The phrase 'I’M ALRIGHT JACK' has been boring a channel between my ears ever since the University and College Union, of which I am a longstanding member, asked us to strike after an overwhelming majority voted for industrial action over pensions.  Like so much UK slang it originated in the Royal Navy. ‘Jack’ is slang for sailor. When the last sailor climbed on board he would say, ‘I'm alright Jack, pull up the ladder’. 

But the phrase has changed meaning. That sailor presumably ensured that everyone else was safely on board before he said it; the contemporary meaning, that the speaker is not prepared to put themselves out in the slightest to help others, may have been cemented by the 1959 comedy, appropriately about a strike, I’m All Right Jack. This seems to me to be the position of all the large number of senior and retired academics who are neither striking nor at least speaking up in support of the strike. They are happy to pull up the ladder while younger colleagues emit distress signals below.

All pension money already ‘paid in’ to the system before the proposed changes kick in (April 2019) is guaranteed to be ‘paid out’ as a fixed percentage of earnings, not left to the mercy of the stock market. This means that I, like everyone else who has been paying in for many years, have a relatively secure future financially. I am alright Jack. So are academics who have already retired.

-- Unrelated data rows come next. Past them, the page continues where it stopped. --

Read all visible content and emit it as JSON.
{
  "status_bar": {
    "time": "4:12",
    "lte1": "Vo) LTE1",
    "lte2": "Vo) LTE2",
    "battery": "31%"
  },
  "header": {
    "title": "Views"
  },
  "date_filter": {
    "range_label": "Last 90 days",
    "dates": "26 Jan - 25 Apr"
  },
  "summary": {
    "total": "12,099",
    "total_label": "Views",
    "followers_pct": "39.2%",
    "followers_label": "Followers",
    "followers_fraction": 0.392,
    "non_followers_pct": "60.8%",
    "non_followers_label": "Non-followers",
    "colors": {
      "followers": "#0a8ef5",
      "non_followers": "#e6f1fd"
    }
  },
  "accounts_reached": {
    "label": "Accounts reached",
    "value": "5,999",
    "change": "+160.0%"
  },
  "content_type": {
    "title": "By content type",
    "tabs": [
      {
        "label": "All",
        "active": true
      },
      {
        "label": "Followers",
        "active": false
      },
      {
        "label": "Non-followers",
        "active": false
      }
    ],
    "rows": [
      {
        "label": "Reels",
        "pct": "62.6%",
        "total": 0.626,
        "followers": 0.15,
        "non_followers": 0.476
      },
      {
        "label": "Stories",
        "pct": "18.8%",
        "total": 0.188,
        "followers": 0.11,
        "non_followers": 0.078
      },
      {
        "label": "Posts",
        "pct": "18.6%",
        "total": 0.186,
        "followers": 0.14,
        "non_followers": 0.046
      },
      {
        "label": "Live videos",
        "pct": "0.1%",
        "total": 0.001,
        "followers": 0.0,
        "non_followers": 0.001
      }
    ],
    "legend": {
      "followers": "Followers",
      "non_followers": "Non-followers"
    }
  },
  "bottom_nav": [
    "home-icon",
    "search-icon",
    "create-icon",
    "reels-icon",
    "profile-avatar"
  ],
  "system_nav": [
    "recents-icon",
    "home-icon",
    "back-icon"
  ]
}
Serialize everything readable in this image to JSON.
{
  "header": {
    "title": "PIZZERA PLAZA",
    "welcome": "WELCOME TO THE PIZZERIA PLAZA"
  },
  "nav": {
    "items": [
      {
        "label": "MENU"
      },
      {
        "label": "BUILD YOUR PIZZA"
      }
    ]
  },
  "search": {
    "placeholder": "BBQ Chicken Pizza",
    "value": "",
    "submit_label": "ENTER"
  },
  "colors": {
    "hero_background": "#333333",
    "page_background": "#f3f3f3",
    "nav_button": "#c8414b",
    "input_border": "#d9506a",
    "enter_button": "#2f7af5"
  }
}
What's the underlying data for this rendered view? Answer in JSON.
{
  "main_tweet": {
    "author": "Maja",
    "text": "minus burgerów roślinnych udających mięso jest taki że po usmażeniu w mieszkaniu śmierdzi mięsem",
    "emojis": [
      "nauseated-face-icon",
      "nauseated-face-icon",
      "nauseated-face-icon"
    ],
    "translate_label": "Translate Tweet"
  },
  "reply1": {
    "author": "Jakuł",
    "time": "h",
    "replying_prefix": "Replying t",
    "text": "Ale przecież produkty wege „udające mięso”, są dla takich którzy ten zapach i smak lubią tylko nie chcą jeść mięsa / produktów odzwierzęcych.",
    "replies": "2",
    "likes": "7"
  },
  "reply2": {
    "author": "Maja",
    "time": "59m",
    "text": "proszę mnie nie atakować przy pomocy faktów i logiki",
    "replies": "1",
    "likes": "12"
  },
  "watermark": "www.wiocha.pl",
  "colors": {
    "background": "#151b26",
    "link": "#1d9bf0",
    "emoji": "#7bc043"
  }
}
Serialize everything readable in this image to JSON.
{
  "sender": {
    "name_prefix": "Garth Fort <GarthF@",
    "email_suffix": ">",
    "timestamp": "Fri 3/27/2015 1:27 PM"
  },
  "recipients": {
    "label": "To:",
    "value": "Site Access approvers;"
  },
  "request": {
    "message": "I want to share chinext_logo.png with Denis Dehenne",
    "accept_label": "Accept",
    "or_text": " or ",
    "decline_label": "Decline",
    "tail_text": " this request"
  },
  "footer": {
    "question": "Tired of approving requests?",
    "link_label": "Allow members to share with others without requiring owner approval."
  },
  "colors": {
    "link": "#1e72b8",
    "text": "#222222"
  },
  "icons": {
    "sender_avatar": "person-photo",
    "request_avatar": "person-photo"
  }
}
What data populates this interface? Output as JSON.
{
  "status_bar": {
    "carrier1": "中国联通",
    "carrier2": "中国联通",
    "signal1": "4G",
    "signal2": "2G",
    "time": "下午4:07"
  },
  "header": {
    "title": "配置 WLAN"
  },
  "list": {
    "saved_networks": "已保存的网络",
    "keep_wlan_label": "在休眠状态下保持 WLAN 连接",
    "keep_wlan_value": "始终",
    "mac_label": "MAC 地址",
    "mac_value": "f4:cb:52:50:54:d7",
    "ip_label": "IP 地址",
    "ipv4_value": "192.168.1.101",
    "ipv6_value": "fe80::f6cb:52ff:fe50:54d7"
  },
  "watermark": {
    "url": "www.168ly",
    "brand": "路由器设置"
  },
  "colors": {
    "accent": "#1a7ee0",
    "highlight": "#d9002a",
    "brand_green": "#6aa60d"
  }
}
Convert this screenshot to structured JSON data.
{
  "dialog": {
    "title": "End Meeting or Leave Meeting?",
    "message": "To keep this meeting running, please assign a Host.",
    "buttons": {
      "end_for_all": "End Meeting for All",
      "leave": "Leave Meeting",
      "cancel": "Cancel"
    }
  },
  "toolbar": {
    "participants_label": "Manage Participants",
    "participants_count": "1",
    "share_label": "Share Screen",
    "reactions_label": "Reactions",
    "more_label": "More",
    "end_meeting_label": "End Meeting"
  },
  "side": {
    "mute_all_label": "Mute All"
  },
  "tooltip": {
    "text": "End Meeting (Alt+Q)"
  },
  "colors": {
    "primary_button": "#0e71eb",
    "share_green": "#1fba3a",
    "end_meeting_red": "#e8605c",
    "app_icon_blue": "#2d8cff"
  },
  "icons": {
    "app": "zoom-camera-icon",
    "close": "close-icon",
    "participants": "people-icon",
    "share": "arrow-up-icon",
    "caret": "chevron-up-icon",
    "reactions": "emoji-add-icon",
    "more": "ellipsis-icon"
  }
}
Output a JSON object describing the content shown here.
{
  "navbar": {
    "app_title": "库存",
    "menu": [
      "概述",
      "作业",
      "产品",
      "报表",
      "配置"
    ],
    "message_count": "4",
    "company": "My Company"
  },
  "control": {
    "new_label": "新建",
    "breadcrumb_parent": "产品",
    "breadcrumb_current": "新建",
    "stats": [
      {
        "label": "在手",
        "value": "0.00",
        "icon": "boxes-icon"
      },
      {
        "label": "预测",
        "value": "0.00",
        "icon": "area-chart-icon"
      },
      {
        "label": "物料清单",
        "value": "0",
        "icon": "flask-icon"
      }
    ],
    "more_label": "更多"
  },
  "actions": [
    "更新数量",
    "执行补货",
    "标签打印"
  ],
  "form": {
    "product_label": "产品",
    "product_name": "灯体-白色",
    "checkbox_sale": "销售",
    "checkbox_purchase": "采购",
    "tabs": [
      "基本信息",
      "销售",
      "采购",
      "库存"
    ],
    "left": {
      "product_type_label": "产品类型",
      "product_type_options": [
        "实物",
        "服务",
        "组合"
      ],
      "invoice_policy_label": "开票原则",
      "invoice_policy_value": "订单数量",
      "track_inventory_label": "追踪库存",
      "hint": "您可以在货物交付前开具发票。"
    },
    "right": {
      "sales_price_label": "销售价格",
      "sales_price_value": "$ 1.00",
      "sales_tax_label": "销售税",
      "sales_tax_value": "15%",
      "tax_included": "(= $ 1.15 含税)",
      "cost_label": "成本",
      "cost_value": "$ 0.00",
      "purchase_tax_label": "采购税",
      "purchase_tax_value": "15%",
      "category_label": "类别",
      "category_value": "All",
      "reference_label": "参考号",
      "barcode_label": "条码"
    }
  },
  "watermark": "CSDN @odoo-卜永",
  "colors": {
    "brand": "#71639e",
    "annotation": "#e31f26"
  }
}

KCL Classicists Young and Old!
But my young colleagues who have joined the Universities Superannuation Scheme more recently are in a precarious position. And when they signed up for an academic career on a salary which is tiny relative to what they could be earning in other professions, they did so believing they would receive a fixed-percentage-of-earnings pension. They have been conned.

Academics have been polite about not criticising non-striking colleagues. I do accept that some people, for political, religious, or ethical reasons, do not approve of industrial action in any context and/or feel concerned about the welfare of their students. But the strike will be over most quickly, and the students suffer least, if senior academics stop propping up the daily activities of the university.

And what I believe is really motivating most of the large number of retired academics in not speaking up, and senior academics  in not striking, is, in philosophical terms, the 'Rational Egoism' of Ayn Rand: they have convinced themselves that no action is justifiable unless it maximizes their own self-interest. Or, as Henry Sidgwick put it, the agent ‘regards quantity of consequent pleasure and pain to himself alone important in choosing between alternatives of action.’[i] They are not prepared to have their own wages docked on strike days, or deal with any disruption to their routines, even in support of younger, poorer colleagues.

Yet it is precisely the senior academics who have most job security, can best afford to lose a few days’ income, wield institutional clout, and can activate the loudest voices in the media. The quietists are in my of course very personal view guilty of committing what Aristotle called a ‘wrongdoing by omission’. I would ask non-strikers, as the action continues, at least to reconsider their position one more time, and retired academics to begin writing those collective letters to parliament and the mainstream press.

[i] The Methods of Ethics  (1872).